Wanted: investors for online job board

elena-bajicIvy Exec, a job posting and recruiting website, targets high-profile professionals by offering exclusivity: job-seekers must first be approved as a member to access the site’s job listings.

“They don’t like to be part of the masses,” explained Ivy Exec founder Elena Bajic (read her entrepreneur journal) about the site’s 25,000 members. “They’re looking for a way to differentiate themselves, an exclusive club and a network of peers. So the fact that they have to get approved to be members of Ivy Exec is very important to them.”


Initially free to join, Ivy Exec recently started charging a monthly fee that ranges from $22-$42 depending on the package. On the corporate side, Bajic charges an average of $8,000 for her selective recruitment services, which include pre-screening all job applicants to find a better match. In this way Ivy Exec operates more like a dating site for job seekers.
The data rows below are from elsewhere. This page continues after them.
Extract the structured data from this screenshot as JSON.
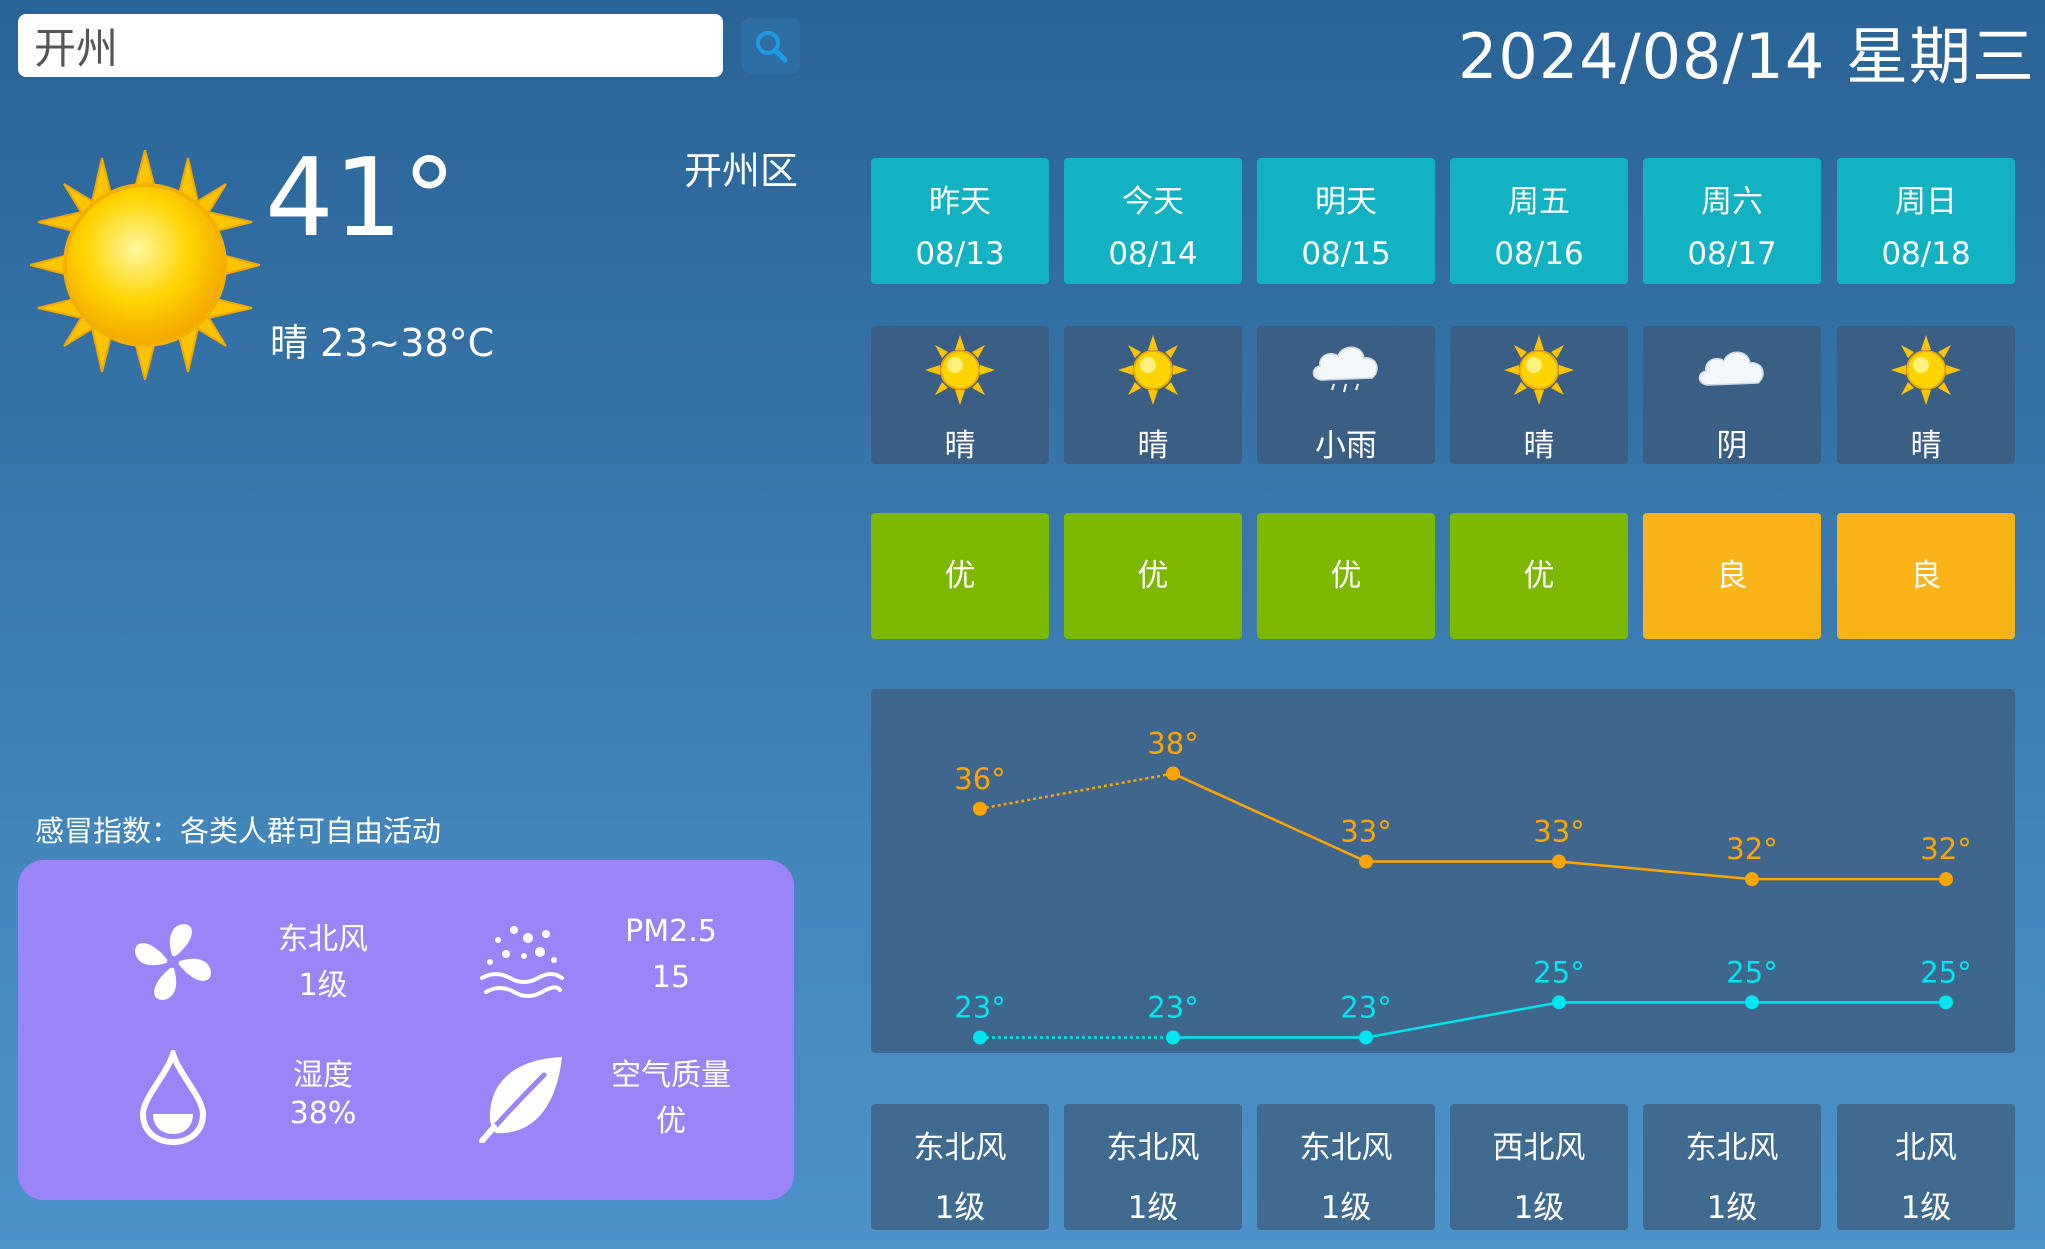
{
  "search": {
    "value": "开州"
  },
  "date": "2024/08/14 星期三",
  "current": {
    "temp": "41°",
    "desc": "晴 23~38°C",
    "district": "开州区",
    "cold_index": "感冒指数：各类人群可自由活动"
  },
  "info": {
    "wind_label": "东北风",
    "wind_value": "1级",
    "wind_icon": "fan-icon",
    "pm_label": "PM2.5",
    "pm_value": "15",
    "pm_icon": "particles-icon",
    "humidity_label": "湿度",
    "humidity_value": "38%",
    "humidity_icon": "water-drop-icon",
    "aq_label": "空气质量",
    "aq_value": "优",
    "aq_icon": "leaf-icon"
  },
  "days": [
    {
      "name": "昨天",
      "date": "08/13",
      "weather": "晴",
      "icon": "sun-icon",
      "aq": "优",
      "aq_color": "#7cb800",
      "wind": "东北风",
      "wind_level": "1级"
    },
    {
      "name": "今天",
      "date": "08/14",
      "weather": "晴",
      "icon": "sun-icon",
      "aq": "优",
      "aq_color": "#7cb800",
      "wind": "东北风",
      "wind_level": "1级"
    },
    {
      "name": "明天",
      "date": "08/15",
      "weather": "小雨",
      "icon": "rain-cloud-icon",
      "aq": "优",
      "aq_color": "#7cb800",
      "wind": "东北风",
      "wind_level": "1级"
    },
    {
      "name": "周五",
      "date": "08/16",
      "weather": "晴",
      "icon": "sun-icon",
      "aq": "优",
      "aq_color": "#7cb800",
      "wind": "西北风",
      "wind_level": "1级"
    },
    {
      "name": "周六",
      "date": "08/17",
      "weather": "阴",
      "icon": "cloud-icon",
      "aq": "良",
      "aq_color": "#fbb418",
      "wind": "东北风",
      "wind_level": "1级"
    },
    {
      "name": "周日",
      "date": "08/18",
      "weather": "晴",
      "icon": "sun-icon",
      "aq": "良",
      "aq_color": "#fbb418",
      "wind": "北风",
      "wind_level": "1级"
    }
  ],
  "colors": {
    "high": "#ffa500",
    "low": "#00e5ee"
  },
  "chart_data": {
    "type": "line",
    "categories": [
      "08/13",
      "08/14",
      "08/15",
      "08/16",
      "08/17",
      "08/18"
    ],
    "series": [
      {
        "values": [
          36,
          38,
          33,
          33,
          32,
          32
        ],
        "labels": [
          "36°",
          "38°",
          "33°",
          "33°",
          "32°",
          "32°"
        ]
      },
      {
        "values": [
          23,
          23,
          23,
          25,
          25,
          25
        ],
        "labels": [
          "23°",
          "23°",
          "23°",
          "25°",
          "25°",
          "25°"
        ]
      }
    ],
    "first_segment_dashed": true
  }
}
Experts weigh in on Twitter-based shopping site

IMshopping's Twitter pageYesterday we presented entrepreneur Prashant Nedungadi (read his entrepreneur journal) and his startup website IMshopping.com, which offers a platform whereby consumers can ask specific retail-related questions, through the website directly or via Twitter, and have them answered by an online community of retail experts. (click here to read Nedungadi’s pitch)

Nedungadi launched his website last April and has already received $4.7 million in venture capital investment from SK Telecom, but now needs to find retailers willing to pay to utilize his virtual sales force instead of going the traditional route and hiring their own sales people.
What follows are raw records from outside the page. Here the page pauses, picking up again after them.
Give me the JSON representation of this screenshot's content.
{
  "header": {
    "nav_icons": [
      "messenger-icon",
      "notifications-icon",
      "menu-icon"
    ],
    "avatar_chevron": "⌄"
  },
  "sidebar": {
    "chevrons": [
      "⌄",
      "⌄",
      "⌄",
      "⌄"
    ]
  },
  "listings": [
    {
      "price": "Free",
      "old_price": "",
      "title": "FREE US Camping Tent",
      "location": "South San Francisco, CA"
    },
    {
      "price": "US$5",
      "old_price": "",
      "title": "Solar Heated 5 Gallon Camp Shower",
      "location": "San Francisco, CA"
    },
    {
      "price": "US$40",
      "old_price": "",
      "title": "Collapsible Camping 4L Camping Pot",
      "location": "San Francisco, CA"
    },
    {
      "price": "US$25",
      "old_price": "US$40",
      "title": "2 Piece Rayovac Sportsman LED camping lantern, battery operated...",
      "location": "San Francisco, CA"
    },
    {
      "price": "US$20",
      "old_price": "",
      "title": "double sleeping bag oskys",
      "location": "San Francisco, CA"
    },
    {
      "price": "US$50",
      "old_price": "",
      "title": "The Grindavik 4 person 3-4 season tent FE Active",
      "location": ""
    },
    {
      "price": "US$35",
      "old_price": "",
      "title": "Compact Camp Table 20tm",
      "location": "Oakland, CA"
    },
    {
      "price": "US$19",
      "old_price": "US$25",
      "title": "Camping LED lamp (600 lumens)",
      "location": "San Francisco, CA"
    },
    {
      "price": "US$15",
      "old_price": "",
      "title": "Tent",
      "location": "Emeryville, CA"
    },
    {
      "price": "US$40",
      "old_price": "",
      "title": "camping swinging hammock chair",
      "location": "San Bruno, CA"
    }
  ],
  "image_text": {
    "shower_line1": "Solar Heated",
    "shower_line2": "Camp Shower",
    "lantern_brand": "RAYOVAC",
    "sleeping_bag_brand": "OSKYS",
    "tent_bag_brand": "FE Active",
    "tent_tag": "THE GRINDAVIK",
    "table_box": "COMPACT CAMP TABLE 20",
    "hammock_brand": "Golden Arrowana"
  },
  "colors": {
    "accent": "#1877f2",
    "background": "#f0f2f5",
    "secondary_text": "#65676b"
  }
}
Our panel of experts have watched Nedungadi’s pitch video and gave us their reaction to IMshopping and Nedungadi’s business model.
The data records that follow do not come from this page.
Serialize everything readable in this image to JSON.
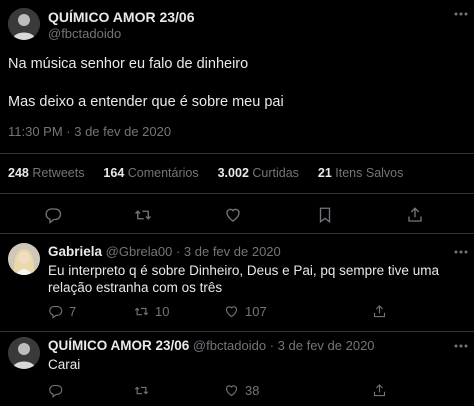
{
  "main_tweet": {
    "display_name": "QUÍMICO AMOR 23/06",
    "handle": "@fbctadoido",
    "line1": "Na música senhor eu falo de dinheiro",
    "line2": "Mas deixo a entender que é sobre meu pai",
    "timestamp": "11:30 PM · 3 de fev de 2020",
    "stats": {
      "retweets_count": "248",
      "retweets_label": "Retweets",
      "comments_count": "164",
      "comments_label": "Comentários",
      "likes_count": "3.002",
      "likes_label": "Curtidas",
      "saves_count": "21",
      "saves_label": "Itens Salvos"
    }
  },
  "reply1": {
    "display_name": "Gabriela",
    "handle": "@Gbrela00",
    "time": "· 3 de fev de 2020",
    "text": "Eu interpreto q é sobre Dinheiro, Deus e Pai, pq sempre tive uma relação estranha com os três",
    "reply_count": "7",
    "retweet_count": "10",
    "like_count": "107"
  },
  "reply2": {
    "display_name": "QUÍMICO AMOR 23/06",
    "handle": "@fbctadoido",
    "time": "· 3 de fev de 2020",
    "text": "Carai",
    "like_count": "38"
  },
  "icons": {
    "more": "more-dots-icon",
    "reply": "reply-icon",
    "retweet": "retweet-icon",
    "like": "heart-icon",
    "bookmark": "bookmark-icon",
    "share": "share-icon"
  },
  "colors": {
    "background": "#000000",
    "text": "#e7e9ea",
    "muted": "#71767b",
    "divider": "#2f3336"
  }
}
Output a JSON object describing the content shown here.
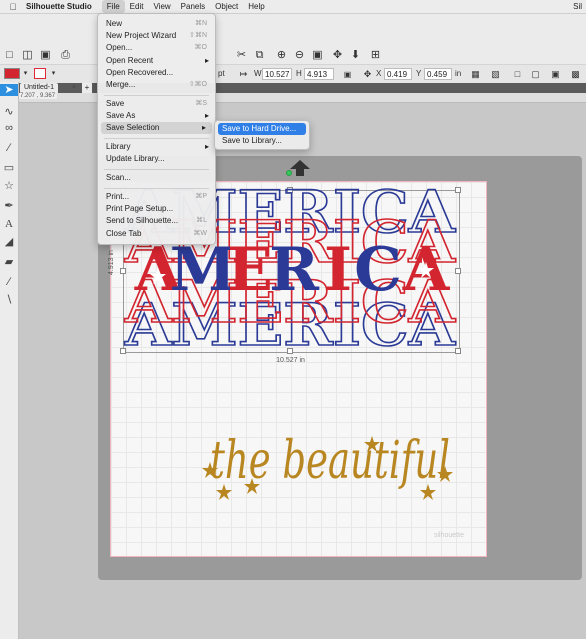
{
  "menubar": {
    "app_name": "Silhouette Studio",
    "items": [
      "File",
      "Edit",
      "View",
      "Panels",
      "Object",
      "Help"
    ],
    "active": "File",
    "right_text": "Sil"
  },
  "toolbar": {
    "width_label": "W",
    "width_value": "10.527",
    "height_label": "H",
    "height_value": "4.913",
    "x_label": "X",
    "x_value": "0.419",
    "y_label": "Y",
    "y_value": "0.459",
    "unit": "in",
    "pt_label": "pt",
    "fill_color": "#d3252f",
    "line_color": "#e02a3a"
  },
  "tabs": {
    "doc_tab": "Untitled-1",
    "close": "×",
    "add": "+"
  },
  "ruler": {
    "coords": "7.207 , 9.367"
  },
  "file_menu": {
    "items": [
      {
        "label": "New",
        "shortcut": "⌘N"
      },
      {
        "label": "New Project Wizard",
        "shortcut": "⇧⌘N"
      },
      {
        "label": "Open...",
        "shortcut": "⌘O"
      },
      {
        "label": "Open Recent",
        "shortcut": "",
        "submenu": true
      },
      {
        "label": "Open Recovered...",
        "shortcut": ""
      },
      {
        "label": "Merge...",
        "shortcut": "⇧⌘O"
      },
      {
        "label": "Save",
        "shortcut": "⌘S"
      },
      {
        "label": "Save As",
        "shortcut": "",
        "submenu": true
      },
      {
        "label": "Save Selection",
        "shortcut": "",
        "submenu": true
      },
      {
        "label": "Library",
        "shortcut": "",
        "submenu": true
      },
      {
        "label": "Update Library...",
        "shortcut": ""
      },
      {
        "label": "Scan...",
        "shortcut": ""
      },
      {
        "label": "Print...",
        "shortcut": "⌘P"
      },
      {
        "label": "Print Page Setup...",
        "shortcut": ""
      },
      {
        "label": "Send to Silhouette...",
        "shortcut": "⌘L"
      },
      {
        "label": "Close Tab",
        "shortcut": "⌘W"
      }
    ],
    "highlighted": "Save Selection"
  },
  "save_selection_submenu": {
    "items": [
      "Save to Hard Drive...",
      "Save to Library..."
    ],
    "highlighted": "Save to Hard Drive..."
  },
  "canvas": {
    "selection_width": "10.527 in",
    "selection_height": "4.913 in",
    "america_text": "AMERICA",
    "beautiful_text": "the beautiful",
    "watermark": "silhouette",
    "colors": {
      "red": "#d3252f",
      "blue": "#2b3a96",
      "gold": "#b98722",
      "mat": "#9a9a9a",
      "mat_border": "#f0b3c0"
    }
  },
  "icons": {
    "apple": "apple-icon",
    "new": "new-document-icon",
    "open": "open-folder-icon",
    "save": "save-icon",
    "print": "print-icon",
    "zoom_in": "zoom-in-icon",
    "zoom_out": "zoom-out-icon",
    "move": "move-icon",
    "add": "add-icon",
    "select": "pointer-icon",
    "edit_points": "edit-points-icon",
    "line": "line-tool-icon",
    "rectangle": "rectangle-tool-icon",
    "star": "star-tool-icon",
    "pen": "pen-tool-icon",
    "text": "text-tool-icon",
    "eraser": "eraser-tool-icon",
    "knife": "knife-tool-icon",
    "eyedropper": "eyedropper-tool-icon"
  }
}
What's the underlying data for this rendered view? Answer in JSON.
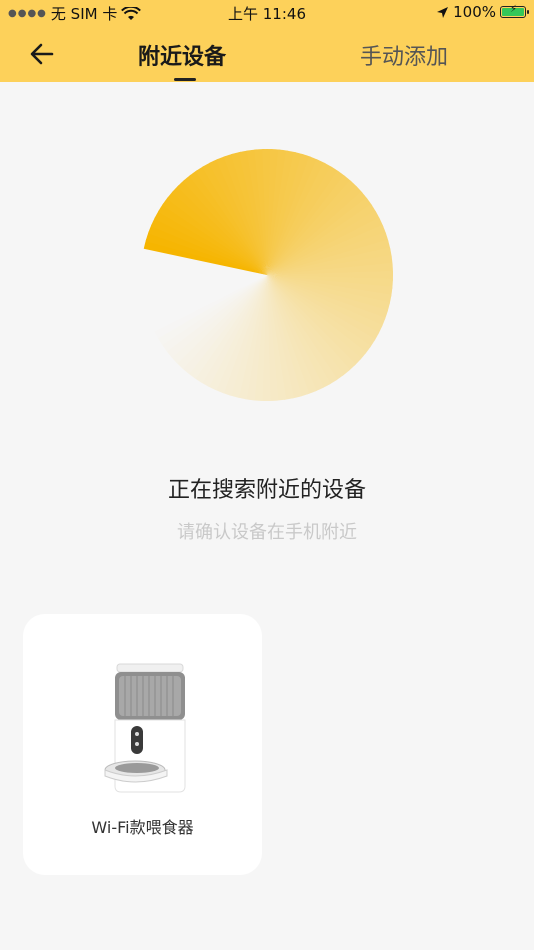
{
  "status_bar": {
    "carrier": "无 SIM 卡",
    "time": "上午 11:46",
    "battery": "100%",
    "icons": [
      "signal-dots-icon",
      "wifi-icon",
      "location-arrow-icon",
      "battery-charging-icon"
    ]
  },
  "nav": {
    "back_icon": "arrow-left-icon",
    "tabs": [
      {
        "label": "附近设备",
        "active": true
      },
      {
        "label": "手动添加",
        "active": false
      }
    ]
  },
  "search": {
    "title": "正在搜索附近的设备",
    "subtitle": "请确认设备在手机附近"
  },
  "devices": [
    {
      "name": "Wi-Fi款喂食器",
      "icon": "pet-feeder-image"
    }
  ],
  "colors": {
    "accent": "#fdd15a",
    "radar_start": "#f6b500",
    "background": "#f6f6f6"
  }
}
Ex-Googlers seek traffic for how-to video startup

The Web is full of user-generated video, but for Sanjay Raman’s tastes most of it is too bland and poorly produced to actually watch.

That’s why Raman launched Howcast (http://www.howcast.com) – a high-quality, how-to video-sharing website – last year with former Google colleagues Jason Liebman and Dan Blackman.

While at Google the three Howcast co-founders noticed how popular do-it-yourself content was, but how little of it was in video format.

What the Tesla founders’ feud can teach entrepreneurs

Tesla Motors Inc. CEO Elon Musk

High-powered electric-car startup Tesla Motors has hit a speed bump with the filing of a lawsuit by former CEO and founder Martin Eberhard.

The libel suit, filed on May 26 in San Mateo County, Calif. Superior Court, alleges current CEO Elon Musk falsely portrayed himself as the founder of the company and orchestrated Eberhard’s ouster as original CEO in 2007. In the lengthy 22-page document, Eberhard accuses Musk and Tesla of, among other things, libel, slander, breach of contract, negligence and failure to pay wages. The suit doesn’t even refer to Musk as a co-founder, but simply as one of “various investors,” who joined the Tesla board in April 2004.

Eberhard’s suit claims that from the moment he came on board, Musk “began a campaign to appropriate control of Tesla Motors and Eberhard’s legacy as the company’s founder and visionary.” The suit further alleges that Musk “began a pattern and practice of defaming and disparaging Eberhard in various widely distributed media outlets,” a few of which included The New York Times, Newsweek, USA Today and NPR.

Betting the farm on your customers

Organic dairy farmer Dante Hesse is hoping the customers who lap up his milk by the quart at local New York farmers’ markets will also invest in his future.

What started as a series of “low key” one-on-one conversations with customers at local farmers’ markets near his Ghent, New York farm, has escalated into a serious attempt to raise $850,000 – in as little as $1,000 increments – directly from his dairy-loving consumers.

“I learned pretty quickly that there was a lot of interest, but I also needed to find some council who could tell me how to do this legally,” said Hesse, who founded Milk Thistle organic dairy farm with his wife, Kristin, three years ago. He intends to use the bulk of the money to build an onsite processing plant that will help him ramp up production and diversify into making other milk-based products like yogurt, butter and ice cream.